With a motorcycle permit you are prohibited from operating a motorcycle on freeways or interstate highways, or between sunset and sunrise, or at any time when there is not enough light to clearly see persons or vehicles at a distance of 500 feet.

The motorcycle instruction permit is valid for 7 months and can be renewed one time within a 24-month period.

The commercial instruction permit is valid for a 6-month period. You must be at least 18 to apply. For additional information, see the Commercial Driver License Manual.

38) What is needed for a person from another country to drive in Arizona?

You may legally drive in Arizona using a valid driver license from another country. An International Driving License or Permit is not required, but is recommended since it can be printed in English, and can be used in conjunction with the driver license from the other country. If an International Driving License or Permit is used alone, it must be issued by a country other than the United States.

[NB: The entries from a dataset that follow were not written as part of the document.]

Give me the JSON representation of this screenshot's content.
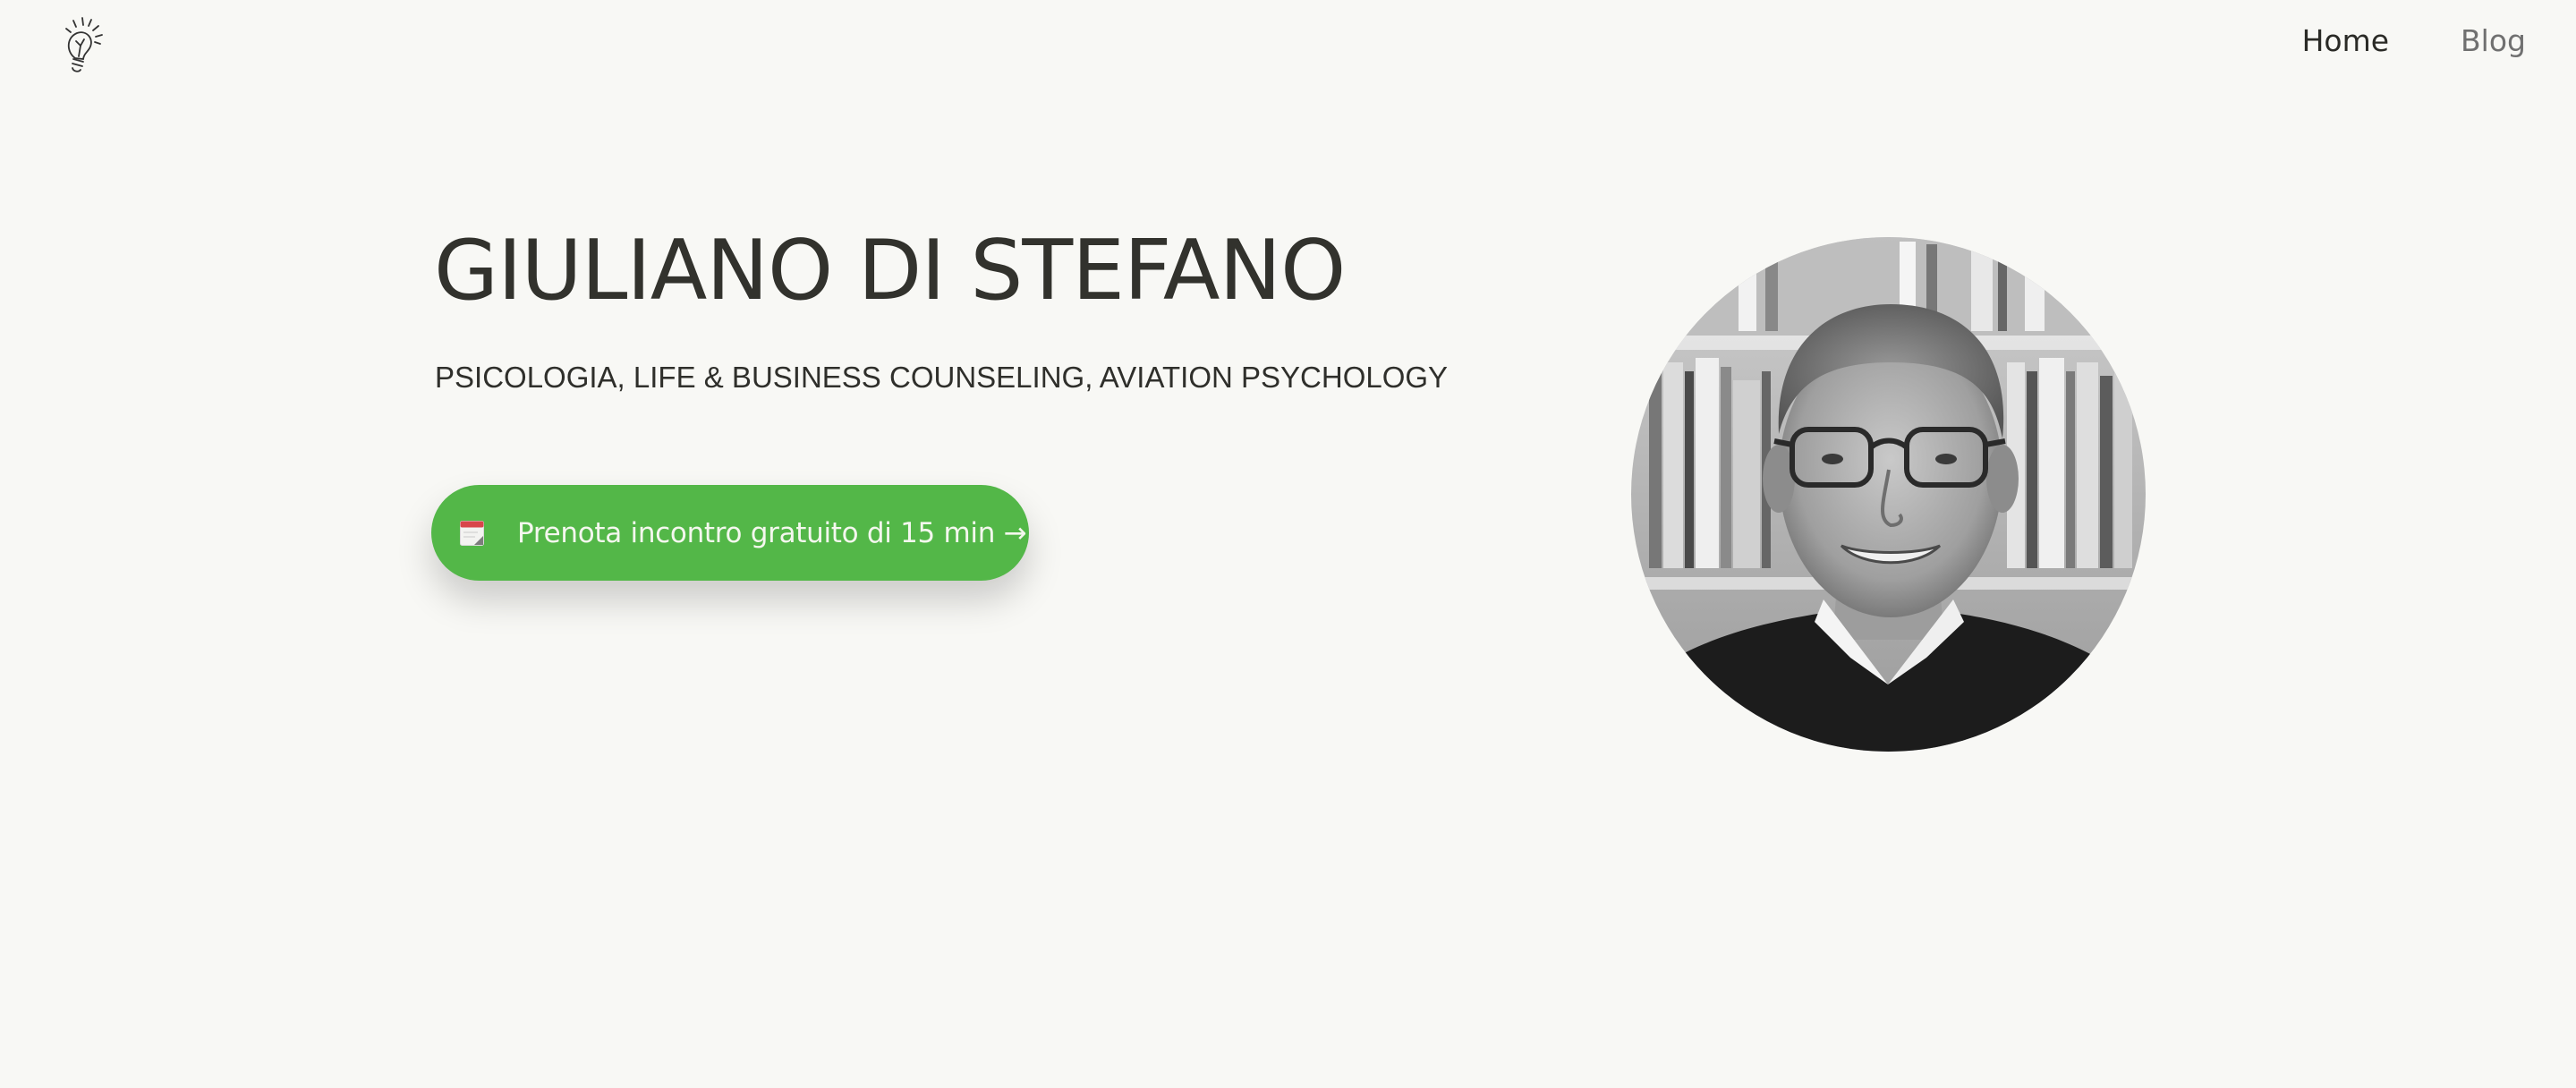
{
  "header": {
    "logo_icon": "lightbulb-icon",
    "nav": [
      {
        "label": "Home"
      },
      {
        "label": "Blog"
      }
    ]
  },
  "hero": {
    "title": "GIULIANO DI STEFANO",
    "subtitle": "PSICOLOGIA, LIFE & BUSINESS COUNSELING, AVIATION PSYCHOLOGY",
    "cta": {
      "icon": "calendar-icon",
      "label": "Prenota incontro gratuito di 15 min →"
    },
    "portrait_icon": "portrait-photo"
  },
  "colors": {
    "background": "#f8f8f5",
    "accent": "#53b748",
    "text": "#353530"
  }
}
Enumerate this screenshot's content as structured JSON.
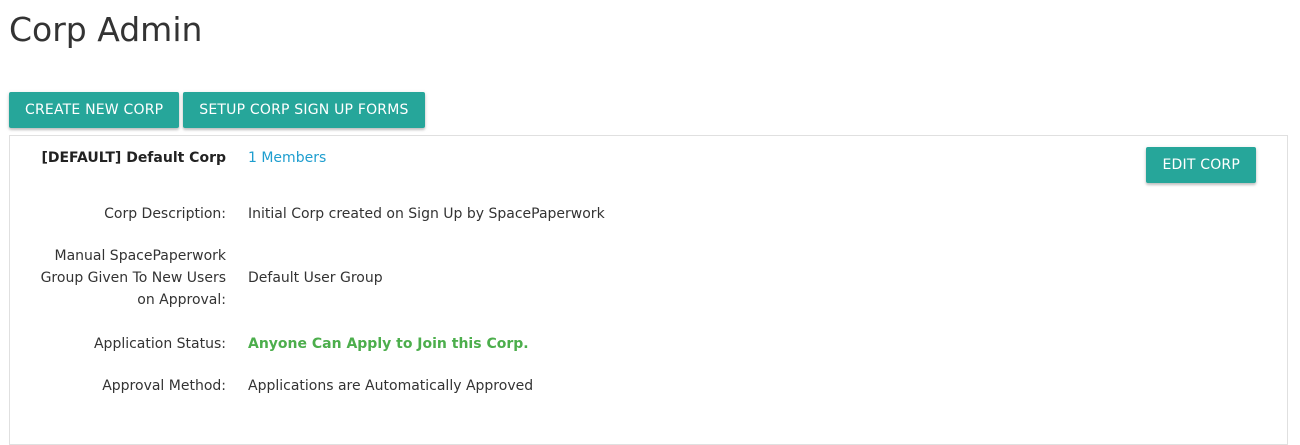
{
  "page": {
    "title": "Corp Admin"
  },
  "toolbar": {
    "create_label": "CREATE NEW CORP",
    "setup_label": "SETUP CORP SIGN UP FORMS"
  },
  "corp": {
    "name": "[DEFAULT] Default Corp",
    "members_link": "1 Members",
    "edit_label": "EDIT CORP",
    "fields": {
      "description_label": "Corp Description:",
      "description_value": "Initial Corp created on Sign Up by SpacePaperwork",
      "group_label_line1": "Manual SpacePaperwork",
      "group_label_line2": "Group Given To New Users",
      "group_label_line3": "on Approval:",
      "group_value": "Default User Group",
      "status_label": "Application Status:",
      "status_value": "Anyone Can Apply to Join this Corp.",
      "approval_label": "Approval Method:",
      "approval_value": "Applications are Automatically Approved"
    }
  },
  "colors": {
    "accent": "#26a69a",
    "link": "#1e9ecf",
    "status_green": "#4cae4c"
  }
}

Vehicle rental companies may have additional requirements.

However, Arizona law requires that you obtain an Arizona driver license (and vehicle registration) immediately if any one of the following applies. If you:

  1. Work in Arizona (other than for seasonal agricultural work) -or-
  2. Are registered to vote in Arizona -or-
  3. Place children in school without paying the tuition rate of a nonresident -or-
  4. Have a business that has an office in Arizona, and that bases and operates vehicles in this state -or-
  5. Obtain a state license or pay school tuition fees at the same rate as an Arizona resident -or-
  6. Have a business that operates vehicles to transport goods or passengers within Arizona -or-
  7. Remain in Arizona for a total of 7 months or more during any calendar year, regardless of your permanent residence.

Out-of-state students enrolled with 7 or more semester hours are not considered Arizona residents, regardless of employment.

Active duty military personnel based in Arizona who qualify for exemption under the Service Members Civil Relief Act of 2003 are not considered Arizona residents.

39) How do I obtain help with statistical research questions?
Please see our Statistics page for vehicle or driver statistical data.